New decision makes each insurer responsible for loss if any part occurred during policy period, and bars allocation of damage to the insured.

On August 9, 2012, the California Supreme Court ruled in favor of policyholders in a long-awaited decision addressing insurance coverage for long-tail environmental liabilities. The Court unanimously held that (1) a general liability insurer must pay the entirety of the insured’s liability for a covered loss, up to its policy limit, if any part of a long-tail injury occurs during the policy period, even if most of the ongoing damage occurs outside the policy period (this is known as the “all sums rule”); (2) the insured is entitled to collect the combined limits of all successive years of insurance policies that it purchased while a continuing injury was unfolding (known as the “stacking rule”); and (3) the insured does not have to pay for any part of the loss as long as it had applicable insurance, even if it was uninsured for many years while the covered damage continued (known as the “no allocation to the insured rule”). The Supreme Court expressly rejected the trial court’s ruling limiting coverage to a single year, and also rejected the insurers’ alternative effort to pro rate coverage so that an insurer’s liability would be limited based on the number of years on the risk versus the total number of years damage took place.

The lawsuit arose out of the decades-old cleanup of the Stringfellow acid pits, a Riverside County quarry the State had long used to dump toxic waste. The supposedly impermeable quarry leaked, and two major rainstorms allowed contaminants to escape. Based on a federal court order, the State faced liability approaching $700 million for cleanup costs. The State had general liability insurance (CGL) for many years while the pits were being used and contamination migrated from them, but was also self-insured for some of those years.

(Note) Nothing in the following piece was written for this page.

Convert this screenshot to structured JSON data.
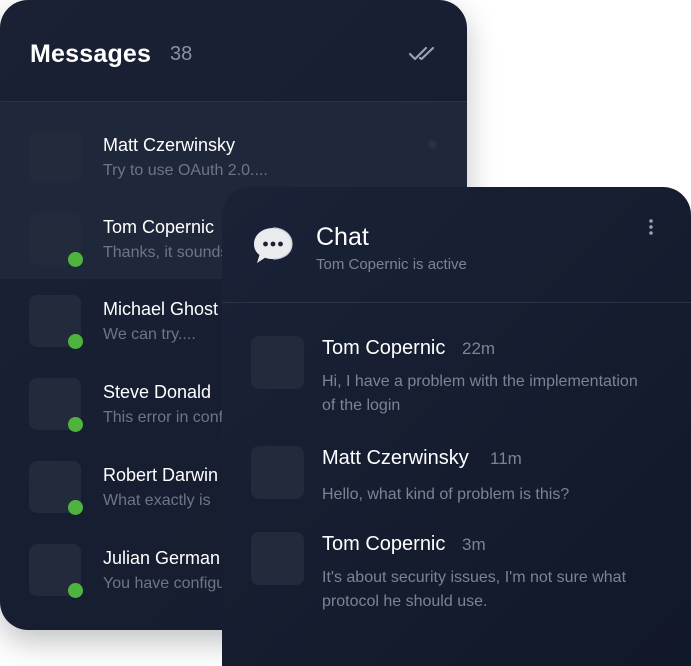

The State’s coverage limits in any one year were dwarfed by the total exposure.

The insurers sought rulings that (1) the State could only collect a single year’s worth of its policy limits (known as the “anti-stacking rule”); (2) no insurer could be made to pay more than a “pro rata” percentage of the total liability based on its relative “time on the risk” (i.e., the percentage of time its policy was in effect compared with the many decades during which the contamination migrated); and (3) conversely, the insured should bear a huge percentage of the loss to reflect the fact that it had gone uninsured during much of the relevant time period.

The California Supreme Court decisively rejected each of the insurers’ positions as being inconsistent with the policy language, public policy, and common sense.

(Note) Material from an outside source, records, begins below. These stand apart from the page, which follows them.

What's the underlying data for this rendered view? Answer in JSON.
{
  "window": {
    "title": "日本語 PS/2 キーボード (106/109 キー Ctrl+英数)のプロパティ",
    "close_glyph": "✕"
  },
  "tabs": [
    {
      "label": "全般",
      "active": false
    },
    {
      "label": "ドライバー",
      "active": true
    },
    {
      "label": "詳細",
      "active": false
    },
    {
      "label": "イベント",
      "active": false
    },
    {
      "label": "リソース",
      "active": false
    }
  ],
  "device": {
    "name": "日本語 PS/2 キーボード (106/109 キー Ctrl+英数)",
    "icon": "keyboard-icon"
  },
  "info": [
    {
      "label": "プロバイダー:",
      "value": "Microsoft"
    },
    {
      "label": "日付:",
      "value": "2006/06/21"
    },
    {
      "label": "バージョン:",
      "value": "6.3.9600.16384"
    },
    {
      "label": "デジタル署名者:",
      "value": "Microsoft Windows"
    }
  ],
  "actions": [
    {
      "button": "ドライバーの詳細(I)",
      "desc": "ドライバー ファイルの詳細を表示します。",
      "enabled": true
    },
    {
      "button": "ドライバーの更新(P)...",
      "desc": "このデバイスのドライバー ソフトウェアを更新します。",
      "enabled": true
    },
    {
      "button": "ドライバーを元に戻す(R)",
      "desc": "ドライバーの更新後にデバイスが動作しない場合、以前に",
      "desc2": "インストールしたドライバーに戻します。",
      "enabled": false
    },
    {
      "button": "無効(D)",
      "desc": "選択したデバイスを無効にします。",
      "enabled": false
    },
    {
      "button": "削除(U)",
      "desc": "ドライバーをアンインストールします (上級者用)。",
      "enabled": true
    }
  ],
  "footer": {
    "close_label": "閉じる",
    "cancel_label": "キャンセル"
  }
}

The “all sums” rule had been settled in earlier California Court of Appeal decisions, but the insurance industry had urged the Supreme Court to adopt the “pro rata” rule followed in a number of other jurisdictions. The insurers also hoped the Supreme Court would follow an earlier appellate court decision, FMC Corp. v. Plaisted & Companies,61 Cal. App. 4th 1132 (1998), which had rejected stacking on “public policy” grounds. The Supreme Court rejected the insurers’ arguments on both counts, finding that there is nothing unfair in enforcing the policy language to allow an insured to obtain coverage from all of its policies where the loss spans a number of years.

The Supreme Court pointed out that for future policies, the stacking issue might be addressed via drafting, although California courts have generally declined to enforce anti-stacking provision in insurance policies or have interpreted them narrowly. For existing coverage, the decision impacts billions of dollars of claims, and represents a decisive victory for policyholders. State of California v Continental Insurance Company, et al., S170560 (August 9, 2012).

Mr. Siemens served as counsel for Amicus Curiae Aerojet-General Corporation and Whitaker Corporation supporting the policyholder appellant in the Continental Insurance appeal. Mr. Wallan co-chairs the firm’s Insurance Recovery & Advisory practice specialty group.